Wednesday, January 8, 2014

The Brutal Decades

Tony Judt:
In the physical history of the European city, the 1950s and 1960s were truly terrible decades. The damage that was done to the material fabric of urban life in those years is the dark, still half-unacknowledged underside of the "thirty glorious years" of economic development – analogous in its way to the price paid for the industrial urbanization of the previous century. Although certain amends would be made in later decades – notably in France, where planned modernization and heavy investment in roads and transport networks brought a distinct improvement in the quality of life to some of the grimmer outer suburbs – the damage could never be wholly undone. Major cities – Frankfurt, Brussels, London above all – discovered all too late that they had sold their urban birthright for a mess of brutalist pottage.
– from Postwar (2005)

Top, apartment building in London. Above, Torre Velasca, Milan

Sarcelles, outside Paris. Hard to beat Judt's description of the effect of whole new towns built in this style: "ugly, soulless, stifling, inhuman and – in a term that was acquiring currency – alienating."

Ronan Point, London, which "had the good taste to fall down of its own accord in 1968."

Alton Estate, Roehampton. The mind boggles at the horror of this place. Below, Trellick Tower and St. Agnes Church, Berlin

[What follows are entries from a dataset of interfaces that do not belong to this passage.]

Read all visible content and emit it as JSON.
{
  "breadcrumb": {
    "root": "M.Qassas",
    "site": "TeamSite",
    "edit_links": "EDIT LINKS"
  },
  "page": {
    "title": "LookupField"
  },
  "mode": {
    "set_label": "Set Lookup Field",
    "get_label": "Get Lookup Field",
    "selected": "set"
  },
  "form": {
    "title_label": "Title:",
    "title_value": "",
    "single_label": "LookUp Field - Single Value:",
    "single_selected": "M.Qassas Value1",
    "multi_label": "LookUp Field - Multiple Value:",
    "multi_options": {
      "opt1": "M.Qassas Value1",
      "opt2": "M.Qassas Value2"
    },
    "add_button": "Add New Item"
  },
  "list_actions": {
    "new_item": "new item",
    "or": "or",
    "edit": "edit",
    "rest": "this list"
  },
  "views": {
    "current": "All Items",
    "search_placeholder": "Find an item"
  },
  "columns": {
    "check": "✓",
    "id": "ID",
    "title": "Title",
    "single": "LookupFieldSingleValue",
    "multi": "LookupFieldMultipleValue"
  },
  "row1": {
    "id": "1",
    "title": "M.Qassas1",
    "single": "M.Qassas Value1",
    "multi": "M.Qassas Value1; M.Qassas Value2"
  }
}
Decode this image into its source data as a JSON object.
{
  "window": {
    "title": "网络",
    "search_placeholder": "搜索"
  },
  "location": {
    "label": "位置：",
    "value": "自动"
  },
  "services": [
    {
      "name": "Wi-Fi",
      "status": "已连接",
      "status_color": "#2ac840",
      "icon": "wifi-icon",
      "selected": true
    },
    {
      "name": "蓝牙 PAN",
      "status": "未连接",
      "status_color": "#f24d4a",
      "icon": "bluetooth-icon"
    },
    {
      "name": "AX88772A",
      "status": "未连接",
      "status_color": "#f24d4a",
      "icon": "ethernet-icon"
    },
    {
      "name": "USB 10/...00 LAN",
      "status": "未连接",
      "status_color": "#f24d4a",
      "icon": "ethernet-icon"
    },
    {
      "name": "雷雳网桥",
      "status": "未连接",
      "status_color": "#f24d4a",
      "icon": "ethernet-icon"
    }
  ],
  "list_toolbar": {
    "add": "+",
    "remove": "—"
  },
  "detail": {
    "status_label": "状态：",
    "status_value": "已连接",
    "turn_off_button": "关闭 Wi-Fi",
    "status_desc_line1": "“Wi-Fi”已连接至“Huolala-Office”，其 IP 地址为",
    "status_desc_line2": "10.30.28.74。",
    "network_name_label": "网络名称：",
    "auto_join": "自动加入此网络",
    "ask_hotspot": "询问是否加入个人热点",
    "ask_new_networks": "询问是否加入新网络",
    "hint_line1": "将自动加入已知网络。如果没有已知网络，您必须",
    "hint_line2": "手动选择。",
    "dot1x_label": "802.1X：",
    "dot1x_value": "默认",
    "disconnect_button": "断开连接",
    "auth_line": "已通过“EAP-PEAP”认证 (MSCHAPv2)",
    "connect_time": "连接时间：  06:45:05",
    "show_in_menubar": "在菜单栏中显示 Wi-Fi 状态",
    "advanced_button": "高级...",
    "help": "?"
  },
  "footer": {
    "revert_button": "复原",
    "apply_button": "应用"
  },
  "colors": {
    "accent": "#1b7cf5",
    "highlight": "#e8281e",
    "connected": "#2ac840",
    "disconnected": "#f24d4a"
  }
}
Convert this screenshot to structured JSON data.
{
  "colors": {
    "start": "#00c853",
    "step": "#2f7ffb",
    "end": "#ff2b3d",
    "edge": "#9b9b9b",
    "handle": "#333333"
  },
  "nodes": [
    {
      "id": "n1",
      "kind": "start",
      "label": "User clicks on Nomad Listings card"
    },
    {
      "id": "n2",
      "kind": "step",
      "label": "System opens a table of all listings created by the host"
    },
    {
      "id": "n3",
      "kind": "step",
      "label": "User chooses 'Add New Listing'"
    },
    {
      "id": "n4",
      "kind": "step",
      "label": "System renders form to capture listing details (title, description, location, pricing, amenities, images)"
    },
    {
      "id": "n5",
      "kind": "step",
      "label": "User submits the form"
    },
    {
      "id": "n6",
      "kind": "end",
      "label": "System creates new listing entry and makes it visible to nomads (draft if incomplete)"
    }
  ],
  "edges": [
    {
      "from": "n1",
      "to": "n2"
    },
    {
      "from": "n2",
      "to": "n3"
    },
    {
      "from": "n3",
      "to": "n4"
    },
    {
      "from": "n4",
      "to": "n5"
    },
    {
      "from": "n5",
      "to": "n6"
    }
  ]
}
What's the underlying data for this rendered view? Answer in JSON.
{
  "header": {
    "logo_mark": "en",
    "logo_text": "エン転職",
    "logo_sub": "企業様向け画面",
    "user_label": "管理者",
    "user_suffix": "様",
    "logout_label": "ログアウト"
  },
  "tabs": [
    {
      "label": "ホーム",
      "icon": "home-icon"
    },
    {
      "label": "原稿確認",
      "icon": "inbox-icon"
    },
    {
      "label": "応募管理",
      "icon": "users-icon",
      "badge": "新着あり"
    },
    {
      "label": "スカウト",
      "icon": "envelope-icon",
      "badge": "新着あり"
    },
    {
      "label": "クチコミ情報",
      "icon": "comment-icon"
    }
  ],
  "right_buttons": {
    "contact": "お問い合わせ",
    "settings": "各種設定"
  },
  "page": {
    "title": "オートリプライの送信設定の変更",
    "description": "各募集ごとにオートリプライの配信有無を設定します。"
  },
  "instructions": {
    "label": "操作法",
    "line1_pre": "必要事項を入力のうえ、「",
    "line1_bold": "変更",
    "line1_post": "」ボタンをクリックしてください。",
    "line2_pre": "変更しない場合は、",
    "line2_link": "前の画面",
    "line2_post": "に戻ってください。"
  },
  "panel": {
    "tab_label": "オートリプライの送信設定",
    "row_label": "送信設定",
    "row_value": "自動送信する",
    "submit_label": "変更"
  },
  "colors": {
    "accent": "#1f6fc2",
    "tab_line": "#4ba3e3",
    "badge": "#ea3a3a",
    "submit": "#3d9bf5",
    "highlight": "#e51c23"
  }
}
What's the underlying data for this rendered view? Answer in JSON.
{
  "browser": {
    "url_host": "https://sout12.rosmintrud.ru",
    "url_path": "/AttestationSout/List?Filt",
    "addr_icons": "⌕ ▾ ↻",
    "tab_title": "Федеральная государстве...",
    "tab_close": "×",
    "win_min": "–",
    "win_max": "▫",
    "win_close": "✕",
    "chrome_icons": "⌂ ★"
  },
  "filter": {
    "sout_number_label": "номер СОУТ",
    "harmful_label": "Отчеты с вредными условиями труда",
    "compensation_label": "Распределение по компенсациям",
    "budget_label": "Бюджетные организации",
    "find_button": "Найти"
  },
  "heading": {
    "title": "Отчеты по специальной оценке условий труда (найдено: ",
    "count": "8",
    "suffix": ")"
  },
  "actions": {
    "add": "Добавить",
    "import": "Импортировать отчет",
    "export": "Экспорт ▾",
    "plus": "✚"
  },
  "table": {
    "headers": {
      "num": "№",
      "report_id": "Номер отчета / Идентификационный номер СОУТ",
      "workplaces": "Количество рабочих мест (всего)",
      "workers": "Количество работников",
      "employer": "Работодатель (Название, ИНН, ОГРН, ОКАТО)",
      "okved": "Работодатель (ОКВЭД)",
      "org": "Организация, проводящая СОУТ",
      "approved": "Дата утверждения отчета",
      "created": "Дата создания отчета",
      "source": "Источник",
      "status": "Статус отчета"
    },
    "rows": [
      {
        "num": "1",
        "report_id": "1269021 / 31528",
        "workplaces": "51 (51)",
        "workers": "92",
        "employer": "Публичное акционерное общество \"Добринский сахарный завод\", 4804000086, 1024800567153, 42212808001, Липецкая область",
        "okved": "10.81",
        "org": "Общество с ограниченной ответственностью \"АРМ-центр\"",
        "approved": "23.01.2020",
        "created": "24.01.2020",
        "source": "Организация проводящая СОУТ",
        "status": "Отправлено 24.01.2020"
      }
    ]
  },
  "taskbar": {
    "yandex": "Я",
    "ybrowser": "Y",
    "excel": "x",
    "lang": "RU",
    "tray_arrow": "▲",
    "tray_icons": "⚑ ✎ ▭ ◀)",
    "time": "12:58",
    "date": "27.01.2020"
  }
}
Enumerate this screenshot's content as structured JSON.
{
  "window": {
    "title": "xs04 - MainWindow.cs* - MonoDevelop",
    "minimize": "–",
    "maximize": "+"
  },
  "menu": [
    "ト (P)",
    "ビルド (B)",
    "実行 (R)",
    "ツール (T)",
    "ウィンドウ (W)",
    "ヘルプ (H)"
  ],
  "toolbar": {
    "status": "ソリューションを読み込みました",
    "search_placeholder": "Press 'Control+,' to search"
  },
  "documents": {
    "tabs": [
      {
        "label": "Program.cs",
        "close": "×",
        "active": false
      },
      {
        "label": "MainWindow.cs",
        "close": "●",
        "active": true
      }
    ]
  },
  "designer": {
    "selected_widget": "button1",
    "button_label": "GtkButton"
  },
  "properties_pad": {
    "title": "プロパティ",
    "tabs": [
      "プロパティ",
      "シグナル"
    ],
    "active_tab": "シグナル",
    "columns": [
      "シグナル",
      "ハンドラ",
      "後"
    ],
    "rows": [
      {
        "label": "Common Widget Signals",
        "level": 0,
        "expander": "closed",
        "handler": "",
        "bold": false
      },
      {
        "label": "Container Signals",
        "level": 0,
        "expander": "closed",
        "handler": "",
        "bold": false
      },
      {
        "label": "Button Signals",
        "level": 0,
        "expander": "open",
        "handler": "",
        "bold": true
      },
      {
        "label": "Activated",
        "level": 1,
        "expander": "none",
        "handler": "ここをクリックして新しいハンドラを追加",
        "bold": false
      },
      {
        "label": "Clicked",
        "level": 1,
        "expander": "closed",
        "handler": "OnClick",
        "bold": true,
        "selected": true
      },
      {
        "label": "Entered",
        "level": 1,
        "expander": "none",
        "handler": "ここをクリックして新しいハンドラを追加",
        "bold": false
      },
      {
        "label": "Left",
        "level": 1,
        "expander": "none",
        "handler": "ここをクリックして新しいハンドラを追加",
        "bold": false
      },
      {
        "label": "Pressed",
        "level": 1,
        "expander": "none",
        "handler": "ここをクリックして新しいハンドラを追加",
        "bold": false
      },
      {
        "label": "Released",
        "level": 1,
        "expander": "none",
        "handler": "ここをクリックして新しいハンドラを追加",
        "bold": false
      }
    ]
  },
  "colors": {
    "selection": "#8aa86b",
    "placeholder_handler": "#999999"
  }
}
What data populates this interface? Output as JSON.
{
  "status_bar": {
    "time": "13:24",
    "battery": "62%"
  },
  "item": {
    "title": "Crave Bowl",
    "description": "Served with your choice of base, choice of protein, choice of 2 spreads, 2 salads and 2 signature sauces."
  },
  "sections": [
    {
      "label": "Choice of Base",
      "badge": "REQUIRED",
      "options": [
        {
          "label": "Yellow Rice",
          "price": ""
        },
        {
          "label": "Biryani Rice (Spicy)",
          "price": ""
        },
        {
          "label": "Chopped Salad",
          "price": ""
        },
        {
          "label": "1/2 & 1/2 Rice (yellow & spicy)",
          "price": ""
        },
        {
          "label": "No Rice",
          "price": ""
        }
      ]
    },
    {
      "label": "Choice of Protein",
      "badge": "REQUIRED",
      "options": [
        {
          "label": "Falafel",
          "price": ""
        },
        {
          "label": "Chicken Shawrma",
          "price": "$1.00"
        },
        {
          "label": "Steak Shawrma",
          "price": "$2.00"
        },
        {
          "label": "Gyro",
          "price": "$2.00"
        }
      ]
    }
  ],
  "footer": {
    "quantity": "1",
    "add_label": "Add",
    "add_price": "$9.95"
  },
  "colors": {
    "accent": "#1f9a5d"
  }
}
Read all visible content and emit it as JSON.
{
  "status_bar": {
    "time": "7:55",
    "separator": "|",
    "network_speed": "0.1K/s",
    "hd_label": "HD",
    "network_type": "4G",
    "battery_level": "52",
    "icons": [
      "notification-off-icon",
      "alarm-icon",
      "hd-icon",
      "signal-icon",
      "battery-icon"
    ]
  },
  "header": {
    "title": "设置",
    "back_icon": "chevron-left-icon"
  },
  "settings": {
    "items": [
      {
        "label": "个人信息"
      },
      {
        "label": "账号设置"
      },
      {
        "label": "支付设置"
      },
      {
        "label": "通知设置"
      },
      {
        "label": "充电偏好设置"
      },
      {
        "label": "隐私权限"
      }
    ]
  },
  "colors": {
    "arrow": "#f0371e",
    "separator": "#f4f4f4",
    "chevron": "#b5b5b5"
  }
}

1 comment:

ArEn said...

They look like the Baltimore City high rise projects that they finally tore down.